**Your instructions**
Exact copies of all the lines below are required, with the pictures omitted.

(Records)

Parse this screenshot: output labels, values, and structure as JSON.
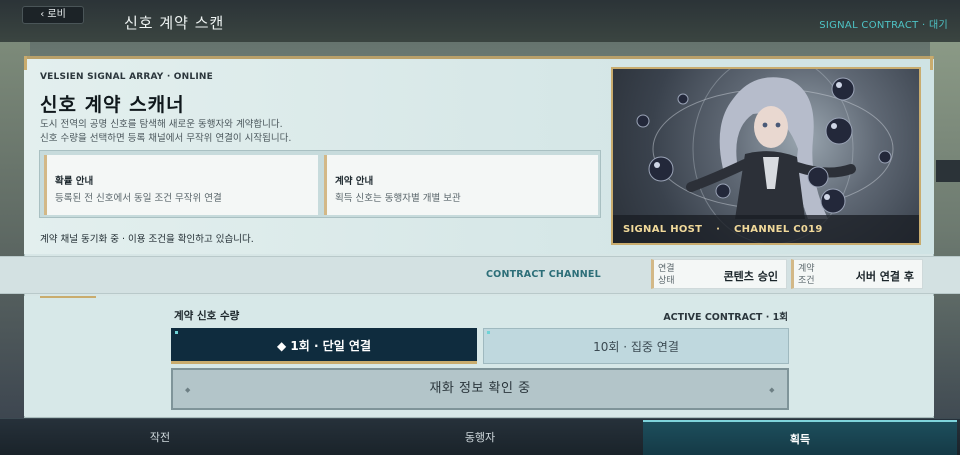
{
  "topbar": {
    "back_label": "‹ 로비",
    "title": "신호 계약 스캔",
    "status": "SIGNAL CONTRACT · 대기"
  },
  "intro": {
    "subheading": "VELSIEN SIGNAL ARRAY · ONLINE",
    "heading": "신호 계약 스캐너",
    "desc_line1": "도시 전역의 공명 신호를 탐색해 새로운 동행자와 계약합니다.",
    "desc_line2": "신호 수량을 선택하면 등록 채널에서 무작위 연결이 시작됩니다."
  },
  "info_cards": [
    {
      "title": "확률 안내",
      "text": "등록된 전 신호에서 동일 조건 무작위 연결"
    },
    {
      "title": "계약 안내",
      "text": "획득 신호는 동행자별 개별 보관"
    }
  ],
  "sync_note": "계약 채널 동기화 중 · 이용 조건을 확인하고 있습니다.",
  "art": {
    "caption_host": "SIGNAL HOST",
    "caption_sep": "·",
    "caption_channel": "CHANNEL C019"
  },
  "channel": {
    "label": "CONTRACT CHANNEL",
    "conditions": [
      {
        "key": "연결 상태",
        "value": "콘텐츠 승인"
      },
      {
        "key": "계약 조건",
        "value": "서버 연결 후"
      }
    ]
  },
  "purchase": {
    "qty_label": "계약 신호 수량",
    "active_contract": "ACTIVE CONTRACT · 1회",
    "single_label": "◆ 1회 · 단일 연결",
    "ten_label": "10회 · 집중 연결",
    "currency_label": "재화 정보 확인 중",
    "dot_glyph": "◆"
  },
  "nav": {
    "tabs": [
      "작전",
      "동행자",
      "획득"
    ],
    "active_index": 2
  },
  "colors": {
    "accent_gold": "#c9ac6e",
    "accent_teal": "#4ec4c6",
    "button_dark": "#0f2c3e"
  }
}
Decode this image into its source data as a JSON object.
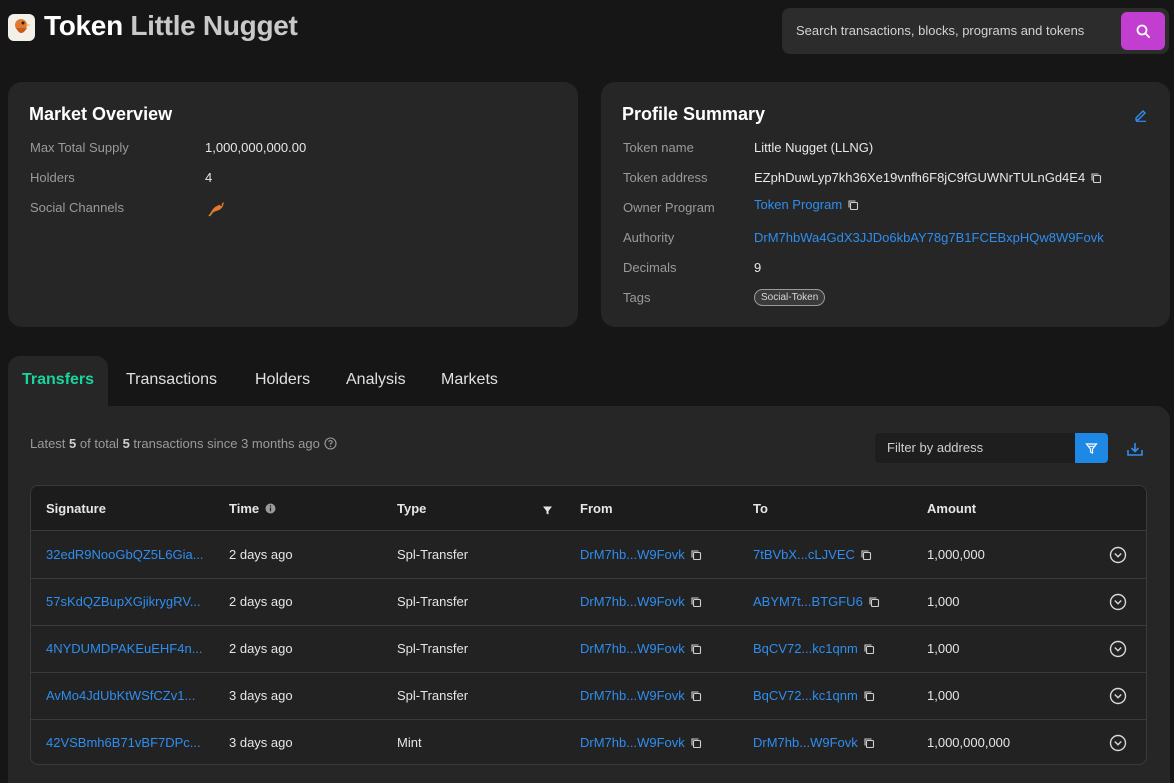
{
  "header": {
    "title_prefix": "Token",
    "title_name": "Little Nugget",
    "search_placeholder": "Search transactions, blocks, programs and tokens"
  },
  "market": {
    "title": "Market Overview",
    "max_supply_label": "Max Total Supply",
    "max_supply_value": "1,000,000,000.00",
    "holders_label": "Holders",
    "holders_value": "4",
    "social_label": "Social Channels"
  },
  "profile": {
    "title": "Profile Summary",
    "name_label": "Token name",
    "name_value": "Little Nugget (LLNG)",
    "address_label": "Token address",
    "address_value": "EZphDuwLyp7kh36Xe19vnfh6F8jC9fGUWNrTULnGd4E4",
    "owner_label": "Owner Program",
    "owner_value": "Token Program",
    "authority_label": "Authority",
    "authority_value": "DrM7hbWa4GdX3JJDo6kbAY78g7B1FCEBxpHQw8W9Fovk",
    "decimals_label": "Decimals",
    "decimals_value": "9",
    "tags_label": "Tags",
    "tag_value": "Social-Token"
  },
  "tabs": [
    "Transfers",
    "Transactions",
    "Holders",
    "Analysis",
    "Markets"
  ],
  "summary": {
    "prefix": "Latest",
    "shown": "5",
    "middle": "of total",
    "total": "5",
    "suffix": "transactions since 3 months ago"
  },
  "filter": {
    "placeholder": "Filter by address"
  },
  "table": {
    "headers": [
      "Signature",
      "Time",
      "Type",
      "From",
      "To",
      "Amount"
    ],
    "rows": [
      {
        "signature": "32edR9NooGbQZ5L6Gia...",
        "time": "2 days ago",
        "type": "Spl-Transfer",
        "from": "DrM7hb...W9Fovk",
        "to": "7tBVbX...cLJVEC",
        "amount": "1,000,000"
      },
      {
        "signature": "57sKdQZBupXGjikrygRV...",
        "time": "2 days ago",
        "type": "Spl-Transfer",
        "from": "DrM7hb...W9Fovk",
        "to": "ABYM7t...BTGFU6",
        "amount": "1,000"
      },
      {
        "signature": "4NYDUMDPAKEuEHF4n...",
        "time": "2 days ago",
        "type": "Spl-Transfer",
        "from": "DrM7hb...W9Fovk",
        "to": "BqCV72...kc1qnm",
        "amount": "1,000"
      },
      {
        "signature": "AvMo4JdUbKtWSfCZv1...",
        "time": "3 days ago",
        "type": "Spl-Transfer",
        "from": "DrM7hb...W9Fovk",
        "to": "BqCV72...kc1qnm",
        "amount": "1,000"
      },
      {
        "signature": "42VSBmh6B71vBF7DPc...",
        "time": "3 days ago",
        "type": "Mint",
        "from": "DrM7hb...W9Fovk",
        "to": "DrM7hb...W9Fovk",
        "amount": "1,000,000,000"
      }
    ]
  },
  "colors": {
    "accent_active_tab": "#19d49c",
    "link": "#2e8ef0",
    "search_button": "#c23ed0",
    "filter_button": "#1e88e5"
  },
  "icons": [
    "token-logo-icon",
    "search-icon",
    "bird-icon",
    "copy-icon",
    "edit-icon",
    "help-icon",
    "filter-icon",
    "download-icon",
    "info-icon",
    "expand-icon"
  ]
}
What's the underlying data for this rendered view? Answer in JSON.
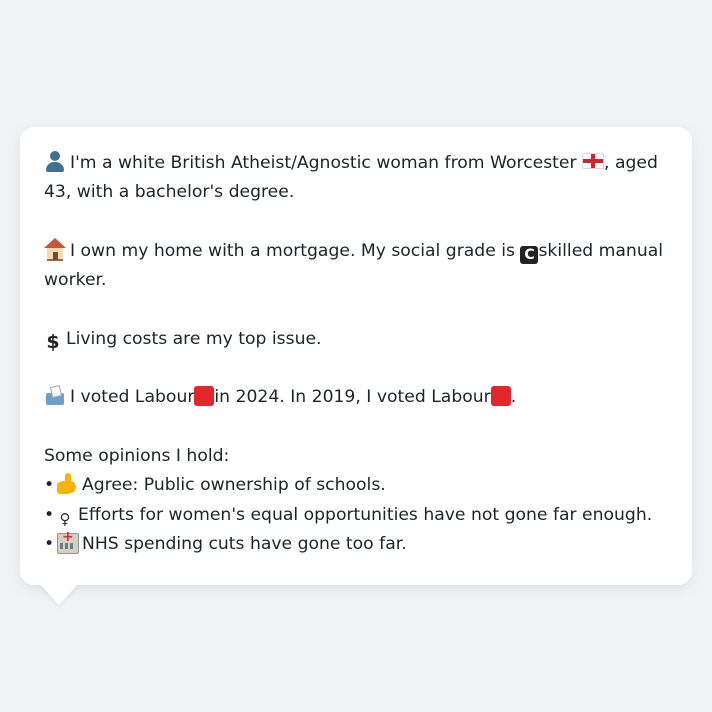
{
  "profile": {
    "identity_text": "I'm a white British Atheist/Agnostic woman from Worcester",
    "identity_text_2": ", aged 43, with a bachelor's degree.",
    "identity_icon": "person-silhouette-icon",
    "flag_icon": "england-flag-icon",
    "home_text": "I own my home with a mortgage. My social grade is",
    "home_text_2": "skilled manual worker.",
    "home_icon": "house-icon",
    "grade_letter": "C",
    "issue_text": "Living costs are my top issue.",
    "issue_icon": "dollar-sign-icon",
    "vote_text_1": "I voted Labour",
    "vote_text_2": "in 2024. In 2019, I voted Labour",
    "vote_text_3": ".",
    "vote_icon": "ballot-box-icon",
    "party_color": "#e0272b",
    "opinions_heading": "Some opinions I hold:",
    "opinions": [
      {
        "bullet": "•",
        "icon": "thumbs-up-icon",
        "text": "Agree: Public ownership of schools."
      },
      {
        "bullet": "•",
        "icon": "female-sign-icon",
        "glyph": "♀",
        "text": "Efforts for women's equal opportunities have not gone far enough."
      },
      {
        "bullet": "•",
        "icon": "hospital-icon",
        "text": "NHS spending cuts have gone too far."
      }
    ]
  }
}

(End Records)

**Your solution**
Parse this screenshot: output labels, values, and structure as JSON.
{
  "topbar": {
    "back_label": "‹ 로비",
    "title": "신호 계약 스캔",
    "status": "SIGNAL CONTRACT · 대기"
  },
  "intro": {
    "subheading": "VELSIEN SIGNAL ARRAY · ONLINE",
    "heading": "신호 계약 스캐너",
    "desc_line1": "도시 전역의 공명 신호를 탐색해 새로운 동행자와 계약합니다.",
    "desc_line2": "신호 수량을 선택하면 등록 채널에서 무작위 연결이 시작됩니다."
  },
  "info_cards": [
    {
      "title": "확률 안내",
      "text": "등록된 전 신호에서 동일 조건 무작위 연결"
    },
    {
      "title": "계약 안내",
      "text": "획득 신호는 동행자별 개별 보관"
    }
  ],
  "sync_note": "계약 채널 동기화 중 · 이용 조건을 확인하고 있습니다.",
  "art": {
    "caption_host": "SIGNAL HOST",
    "caption_sep": "·",
    "caption_channel": "CHANNEL C019"
  },
  "channel": {
    "label": "CONTRACT CHANNEL",
    "conditions": [
      {
        "key": "연결 상태",
        "value": "콘텐츠 승인"
      },
      {
        "key": "계약 조건",
        "value": "서버 연결 후"
      }
    ]
  },
  "purchase": {
    "qty_label": "계약 신호 수량",
    "active_contract": "ACTIVE CONTRACT · 1회",
    "single_label": "◆ 1회 · 단일 연결",
    "ten_label": "10회 · 집중 연결",
    "currency_label": "재화 정보 확인 중",
    "dot_glyph": "◆"
  },
  "nav": {
    "tabs": [
      "작전",
      "동행자",
      "획득"
    ],
    "active_index": 2
  },
  "colors": {
    "accent_gold": "#c9ac6e",
    "accent_teal": "#4ec4c6",
    "button_dark": "#0f2c3e"
  }
}
Decode this image into its source data as a JSON object.
{
  "header": {
    "title_prefix": "Token",
    "title_name": "Little Nugget",
    "search_placeholder": "Search transactions, blocks, programs and tokens"
  },
  "market": {
    "title": "Market Overview",
    "max_supply_label": "Max Total Supply",
    "max_supply_value": "1,000,000,000.00",
    "holders_label": "Holders",
    "holders_value": "4",
    "social_label": "Social Channels"
  },
  "profile": {
    "title": "Profile Summary",
    "name_label": "Token name",
    "name_value": "Little Nugget (LLNG)",
    "address_label": "Token address",
    "address_value": "EZphDuwLyp7kh36Xe19vnfh6F8jC9fGUWNrTULnGd4E4",
    "owner_label": "Owner Program",
    "owner_value": "Token Program",
    "authority_label": "Authority",
    "authority_value": "DrM7hbWa4GdX3JJDo6kbAY78g7B1FCEBxpHQw8W9Fovk",
    "decimals_label": "Decimals",
    "decimals_value": "9",
    "tags_label": "Tags",
    "tag_value": "Social-Token"
  },
  "tabs": [
    "Transfers",
    "Transactions",
    "Holders",
    "Analysis",
    "Markets"
  ],
  "summary": {
    "prefix": "Latest",
    "shown": "5",
    "middle": "of total",
    "total": "5",
    "suffix": "transactions since 3 months ago"
  },
  "filter": {
    "placeholder": "Filter by address"
  },
  "table": {
    "headers": [
      "Signature",
      "Time",
      "Type",
      "From",
      "To",
      "Amount"
    ],
    "rows": [
      {
        "signature": "32edR9NooGbQZ5L6Gia...",
        "time": "2 days ago",
        "type": "Spl-Transfer",
        "from": "DrM7hb...W9Fovk",
        "to": "7tBVbX...cLJVEC",
        "amount": "1,000,000"
      },
      {
        "signature": "57sKdQZBupXGjikrygRV...",
        "time": "2 days ago",
        "type": "Spl-Transfer",
        "from": "DrM7hb...W9Fovk",
        "to": "ABYM7t...BTGFU6",
        "amount": "1,000"
      },
      {
        "signature": "4NYDUMDPAKEuEHF4n...",
        "time": "2 days ago",
        "type": "Spl-Transfer",
        "from": "DrM7hb...W9Fovk",
        "to": "BqCV72...kc1qnm",
        "amount": "1,000"
      },
      {
        "signature": "AvMo4JdUbKtWSfCZv1...",
        "time": "3 days ago",
        "type": "Spl-Transfer",
        "from": "DrM7hb...W9Fovk",
        "to": "BqCV72...kc1qnm",
        "amount": "1,000"
      },
      {
        "signature": "42VSBmh6B71vBF7DPc...",
        "time": "3 days ago",
        "type": "Mint",
        "from": "DrM7hb...W9Fovk",
        "to": "DrM7hb...W9Fovk",
        "amount": "1,000,000,000"
      }
    ]
  },
  "colors": {
    "accent_active_tab": "#19d49c",
    "link": "#2e8ef0",
    "search_button": "#c23ed0",
    "filter_button": "#1e88e5"
  },
  "icons": [
    "token-logo-icon",
    "search-icon",
    "bird-icon",
    "copy-icon",
    "edit-icon",
    "help-icon",
    "filter-icon",
    "download-icon",
    "info-icon",
    "expand-icon"
  ]
}
What's the underlying data for this rendered view? Answer in JSON.
{
  "profile": {
    "identity_text": "I'm a white British Atheist/Agnostic woman from Worcester",
    "identity_text_2": ", aged 43, with a bachelor's degree.",
    "identity_icon": "person-silhouette-icon",
    "flag_icon": "england-flag-icon",
    "home_text": "I own my home with a mortgage. My social grade is",
    "home_text_2": "skilled manual worker.",
    "home_icon": "house-icon",
    "grade_letter": "C",
    "issue_text": "Living costs are my top issue.",
    "issue_icon": "dollar-sign-icon",
    "vote_text_1": "I voted Labour",
    "vote_text_2": "in 2024. In 2019, I voted Labour",
    "vote_text_3": ".",
    "vote_icon": "ballot-box-icon",
    "party_color": "#e0272b",
    "opinions_heading": "Some opinions I hold:",
    "opinions": [
      {
        "bullet": "•",
        "icon": "thumbs-up-icon",
        "text": "Agree: Public ownership of schools."
      },
      {
        "bullet": "•",
        "icon": "female-sign-icon",
        "glyph": "♀",
        "text": "Efforts for women's equal opportunities have not gone far enough."
      },
      {
        "bullet": "•",
        "icon": "hospital-icon",
        "text": "NHS spending cuts have gone too far."
      }
    ]
  }
}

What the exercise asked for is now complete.